Today’s hearing postponed until next week; Omega Morgan won’t move any loads until September 18

A subsidiary of the General Electric Company (GE) could lose millions of dollars if megaload shipments are banned or even significantly delayed on U.S. Highway 12, according to court documents.

Resources Conservation Company International (RCCI), a subsidiary of the multinational conglomerate, has asked to intervene in a lawsuit filed by the Nez Perce Tribe and Idaho Rivers United (IRU) that seeks to compel the U.S. Forest Service to stop the shipment of megaloads across the Nez Perce-Clearwater National Forest.

A hearing in that case scheduled for today has been delayed until September 9, and shipping company Omega Morgan has agreed not to move any megaloads across the highway until September 18.

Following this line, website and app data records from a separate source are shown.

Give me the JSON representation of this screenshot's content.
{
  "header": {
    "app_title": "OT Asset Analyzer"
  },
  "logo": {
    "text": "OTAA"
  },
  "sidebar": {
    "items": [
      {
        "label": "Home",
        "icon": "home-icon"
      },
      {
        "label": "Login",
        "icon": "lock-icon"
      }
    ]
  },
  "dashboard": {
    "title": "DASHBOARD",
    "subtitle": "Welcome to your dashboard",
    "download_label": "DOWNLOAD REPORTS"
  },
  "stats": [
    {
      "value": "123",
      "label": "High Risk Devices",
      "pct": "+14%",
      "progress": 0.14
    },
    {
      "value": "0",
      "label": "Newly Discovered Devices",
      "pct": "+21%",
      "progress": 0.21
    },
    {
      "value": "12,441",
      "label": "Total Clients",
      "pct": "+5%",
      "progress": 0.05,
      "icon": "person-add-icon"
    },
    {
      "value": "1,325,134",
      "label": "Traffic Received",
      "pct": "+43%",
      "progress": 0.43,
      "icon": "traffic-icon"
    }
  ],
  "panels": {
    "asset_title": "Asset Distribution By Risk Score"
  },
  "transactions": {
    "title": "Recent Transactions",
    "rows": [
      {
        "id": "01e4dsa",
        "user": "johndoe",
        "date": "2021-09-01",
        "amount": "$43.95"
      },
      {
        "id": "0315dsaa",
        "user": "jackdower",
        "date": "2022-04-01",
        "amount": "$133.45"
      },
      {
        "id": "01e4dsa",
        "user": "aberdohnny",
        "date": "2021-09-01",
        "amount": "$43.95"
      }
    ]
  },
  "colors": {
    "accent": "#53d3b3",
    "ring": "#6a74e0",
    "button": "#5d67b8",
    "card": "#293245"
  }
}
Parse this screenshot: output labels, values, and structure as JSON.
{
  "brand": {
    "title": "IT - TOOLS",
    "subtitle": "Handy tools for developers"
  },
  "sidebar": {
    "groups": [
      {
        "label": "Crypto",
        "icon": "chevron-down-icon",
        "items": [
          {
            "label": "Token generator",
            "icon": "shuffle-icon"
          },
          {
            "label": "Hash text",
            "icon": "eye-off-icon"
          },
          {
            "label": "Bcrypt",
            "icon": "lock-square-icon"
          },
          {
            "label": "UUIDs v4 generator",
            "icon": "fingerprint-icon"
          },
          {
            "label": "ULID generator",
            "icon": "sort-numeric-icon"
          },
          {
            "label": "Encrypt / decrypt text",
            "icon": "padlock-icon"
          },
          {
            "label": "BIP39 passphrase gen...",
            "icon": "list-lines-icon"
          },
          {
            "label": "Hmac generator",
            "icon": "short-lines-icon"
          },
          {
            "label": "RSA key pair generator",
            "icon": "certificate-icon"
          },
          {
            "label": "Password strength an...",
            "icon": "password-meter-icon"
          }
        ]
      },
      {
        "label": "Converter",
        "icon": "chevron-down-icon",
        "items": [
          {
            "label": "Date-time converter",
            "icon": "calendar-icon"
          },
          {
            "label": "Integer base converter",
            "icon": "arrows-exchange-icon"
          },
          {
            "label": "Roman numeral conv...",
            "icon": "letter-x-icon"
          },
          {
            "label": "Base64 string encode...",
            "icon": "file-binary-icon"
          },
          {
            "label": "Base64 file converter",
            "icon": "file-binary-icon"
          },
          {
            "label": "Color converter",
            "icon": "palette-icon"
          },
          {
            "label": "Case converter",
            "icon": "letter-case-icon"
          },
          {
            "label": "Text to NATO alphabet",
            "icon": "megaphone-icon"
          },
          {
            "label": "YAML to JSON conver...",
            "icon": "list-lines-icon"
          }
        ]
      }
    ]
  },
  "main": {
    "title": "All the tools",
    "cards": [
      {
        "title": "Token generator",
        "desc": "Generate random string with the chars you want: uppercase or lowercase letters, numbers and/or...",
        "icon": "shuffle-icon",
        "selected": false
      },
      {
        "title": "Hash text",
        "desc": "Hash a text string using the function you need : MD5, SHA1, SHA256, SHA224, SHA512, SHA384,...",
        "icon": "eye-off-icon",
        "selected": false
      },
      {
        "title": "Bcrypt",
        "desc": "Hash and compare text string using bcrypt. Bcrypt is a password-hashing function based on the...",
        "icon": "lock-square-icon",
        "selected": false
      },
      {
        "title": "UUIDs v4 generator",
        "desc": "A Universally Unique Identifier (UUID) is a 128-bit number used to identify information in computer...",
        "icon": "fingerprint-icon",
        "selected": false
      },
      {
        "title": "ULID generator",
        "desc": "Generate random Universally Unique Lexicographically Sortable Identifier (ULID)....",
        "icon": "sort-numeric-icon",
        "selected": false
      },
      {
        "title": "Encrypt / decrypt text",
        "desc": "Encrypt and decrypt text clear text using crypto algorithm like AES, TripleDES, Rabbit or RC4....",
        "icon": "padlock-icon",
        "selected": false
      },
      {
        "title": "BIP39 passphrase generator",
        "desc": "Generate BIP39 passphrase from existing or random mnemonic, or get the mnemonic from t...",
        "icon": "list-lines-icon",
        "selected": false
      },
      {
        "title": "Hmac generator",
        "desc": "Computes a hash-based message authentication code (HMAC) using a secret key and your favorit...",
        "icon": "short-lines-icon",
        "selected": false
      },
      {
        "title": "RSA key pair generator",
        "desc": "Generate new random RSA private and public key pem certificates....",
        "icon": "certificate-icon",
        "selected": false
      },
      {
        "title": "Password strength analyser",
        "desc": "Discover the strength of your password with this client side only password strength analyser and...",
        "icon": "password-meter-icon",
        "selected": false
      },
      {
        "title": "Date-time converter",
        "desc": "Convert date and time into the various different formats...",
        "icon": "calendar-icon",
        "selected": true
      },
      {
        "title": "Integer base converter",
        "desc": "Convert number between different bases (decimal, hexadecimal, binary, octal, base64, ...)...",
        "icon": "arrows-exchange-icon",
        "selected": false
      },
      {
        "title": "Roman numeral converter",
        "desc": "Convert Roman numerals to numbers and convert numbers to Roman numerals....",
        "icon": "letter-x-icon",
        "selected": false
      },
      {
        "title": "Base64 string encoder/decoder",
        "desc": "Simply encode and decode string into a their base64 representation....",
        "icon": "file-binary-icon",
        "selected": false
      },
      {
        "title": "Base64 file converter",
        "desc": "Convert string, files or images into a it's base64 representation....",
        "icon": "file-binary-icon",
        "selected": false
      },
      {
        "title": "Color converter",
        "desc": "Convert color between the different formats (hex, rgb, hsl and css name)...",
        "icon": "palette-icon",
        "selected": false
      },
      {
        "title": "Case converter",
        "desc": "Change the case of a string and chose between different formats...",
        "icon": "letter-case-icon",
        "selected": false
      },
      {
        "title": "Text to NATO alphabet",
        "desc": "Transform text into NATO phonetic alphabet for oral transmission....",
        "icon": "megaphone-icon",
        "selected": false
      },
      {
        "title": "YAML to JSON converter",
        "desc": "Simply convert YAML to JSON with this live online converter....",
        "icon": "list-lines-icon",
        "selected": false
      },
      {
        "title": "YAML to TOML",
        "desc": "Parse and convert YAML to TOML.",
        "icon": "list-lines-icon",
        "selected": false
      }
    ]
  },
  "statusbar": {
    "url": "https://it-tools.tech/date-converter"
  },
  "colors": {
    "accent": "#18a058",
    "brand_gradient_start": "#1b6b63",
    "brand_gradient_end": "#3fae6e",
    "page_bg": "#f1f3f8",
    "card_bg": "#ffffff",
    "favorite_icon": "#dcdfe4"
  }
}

William Heins, vice president and chief operating officer for Resources Conservation Company International, said his company could suffer $3.6 million in damages if it doesn’t deliver water evaporators as contracted and on time to oil fields in Alberta, Canada.

If the company is unable to use the highway and has to find another route, it could incur additional planning, engineering, and transportation costs of $5.1 million.  Finally, Heins said his company would lose $75 million if delays cause its customer to cancel a contract to provide water purification equipment to the oil fields. Continue reading